In these complicated dates in which we live, due to the health crisis caused by COVID-19 , we have noticed some striking data. For example, the digital edition of the British Museum has seen a brutal increase in the number of visits . Normally there were an average of 2,000 visits per day and during the last week of March there were 175,000, that is, about 75,000 daily visits. There are also interesting data in other projects such as in the Courtauld gallery in London where a very strong increase has been detected compared to the second and third week of March. In the third, visits increased by 723% in its digital collection. In this situation, new initiatives have arisen, the Van Gogh Museum has released many of its collections in digital format and has uploaded videos in 360º format, a technology similar to that used in Google Street View, which allows virtual visits to the Museum.

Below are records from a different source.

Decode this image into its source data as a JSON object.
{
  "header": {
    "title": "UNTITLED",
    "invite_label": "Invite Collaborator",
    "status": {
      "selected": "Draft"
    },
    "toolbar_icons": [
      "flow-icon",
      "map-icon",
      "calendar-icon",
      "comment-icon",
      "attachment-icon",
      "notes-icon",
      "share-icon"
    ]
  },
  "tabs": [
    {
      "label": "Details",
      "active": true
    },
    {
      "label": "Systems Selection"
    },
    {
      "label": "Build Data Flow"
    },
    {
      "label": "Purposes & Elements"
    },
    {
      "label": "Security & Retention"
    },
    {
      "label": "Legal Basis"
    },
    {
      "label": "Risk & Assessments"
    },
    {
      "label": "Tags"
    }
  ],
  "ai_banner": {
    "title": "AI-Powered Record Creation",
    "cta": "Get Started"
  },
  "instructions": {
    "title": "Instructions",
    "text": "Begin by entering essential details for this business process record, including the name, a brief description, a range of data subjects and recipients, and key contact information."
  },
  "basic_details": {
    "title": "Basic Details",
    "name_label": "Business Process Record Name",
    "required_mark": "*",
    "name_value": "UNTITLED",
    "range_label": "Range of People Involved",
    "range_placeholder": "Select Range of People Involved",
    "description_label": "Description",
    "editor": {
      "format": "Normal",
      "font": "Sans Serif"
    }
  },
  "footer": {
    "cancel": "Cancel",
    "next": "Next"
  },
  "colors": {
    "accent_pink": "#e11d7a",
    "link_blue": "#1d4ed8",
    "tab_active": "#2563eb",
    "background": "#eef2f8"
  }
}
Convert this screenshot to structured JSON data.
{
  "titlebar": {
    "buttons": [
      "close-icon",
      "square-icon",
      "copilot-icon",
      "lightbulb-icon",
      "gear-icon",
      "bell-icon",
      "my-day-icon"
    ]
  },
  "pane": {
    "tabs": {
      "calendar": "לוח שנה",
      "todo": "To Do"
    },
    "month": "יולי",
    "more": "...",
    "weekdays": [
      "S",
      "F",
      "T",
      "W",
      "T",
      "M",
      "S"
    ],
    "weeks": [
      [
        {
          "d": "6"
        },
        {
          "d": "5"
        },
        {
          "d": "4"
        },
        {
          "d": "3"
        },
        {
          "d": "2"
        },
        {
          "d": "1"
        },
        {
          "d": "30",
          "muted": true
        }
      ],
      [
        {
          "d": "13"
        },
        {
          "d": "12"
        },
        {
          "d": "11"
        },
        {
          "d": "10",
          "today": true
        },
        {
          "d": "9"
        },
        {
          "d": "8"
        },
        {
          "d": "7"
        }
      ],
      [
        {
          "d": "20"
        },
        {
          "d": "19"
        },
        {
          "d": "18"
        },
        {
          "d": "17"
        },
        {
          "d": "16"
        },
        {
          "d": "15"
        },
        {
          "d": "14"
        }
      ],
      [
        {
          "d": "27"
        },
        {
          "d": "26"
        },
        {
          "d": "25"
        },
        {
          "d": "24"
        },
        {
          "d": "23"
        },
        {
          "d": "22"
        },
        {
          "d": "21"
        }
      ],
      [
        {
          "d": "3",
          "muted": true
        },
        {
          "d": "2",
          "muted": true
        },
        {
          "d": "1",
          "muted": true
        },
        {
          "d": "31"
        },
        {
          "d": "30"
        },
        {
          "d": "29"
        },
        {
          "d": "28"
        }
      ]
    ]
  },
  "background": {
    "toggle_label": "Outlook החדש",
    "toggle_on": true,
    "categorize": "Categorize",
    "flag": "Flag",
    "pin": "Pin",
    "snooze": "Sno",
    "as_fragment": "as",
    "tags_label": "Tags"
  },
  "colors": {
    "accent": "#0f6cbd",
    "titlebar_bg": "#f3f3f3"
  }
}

From my humble opinion, I consider that a virtual visit to a place or a monument can never replace emotions, feelings, sounds or smells. Going to the Timanfaya National Park and see how the smoke comes out at high ground temperatures or that the tour guides tell you anecdotes of its surroundings are perfections that only physically visiting a place will give you, they are small details that manage to transmit the history that each place has behind. Therefore, a virtual reality will never be a 100% reality but this technology also has many advantages. It allows you to travel, visit a place on the other side of the world with just one click, this is possible thanks, for example, to Google Cardboard glasses. It would even be an advance in the education sector, studying art or architecture and being able to make these visits to monuments without leaving home.

For all these reasons, virtual reality is becoming more and more present in the tourism sector with the appearance of new initiatives as interesting as the Mona Lisa project Beyond the glass . It is a very beautiful idea that allows you to get virtually close to one of the most famous and visited paintings (both physically and virtually) in the world. In this 3D approach you can learn more about the history that surrounds the entire work and each of its lines. This project has been developed thanks to the collaboration of the Louvre Museum and HTC VIVRE ARTS, which is currently a leading company in virtual reality.

Yet another advantage is the creation of new jobs in this sector. The world of digitization , of knowing virtual and augmented reality technologies , combined with the world of history and art, is an association that will undoubtedly create new jobs that will require specialization in knowing both areas and how combine them.

In this way, more interactive stories will be created that will bring art and culture closer to people, we will be able to visit the rooms of our favorite museums from any corner of the world, or learn anecdotes and details of wonderful monuments, and all this seems incredible to me.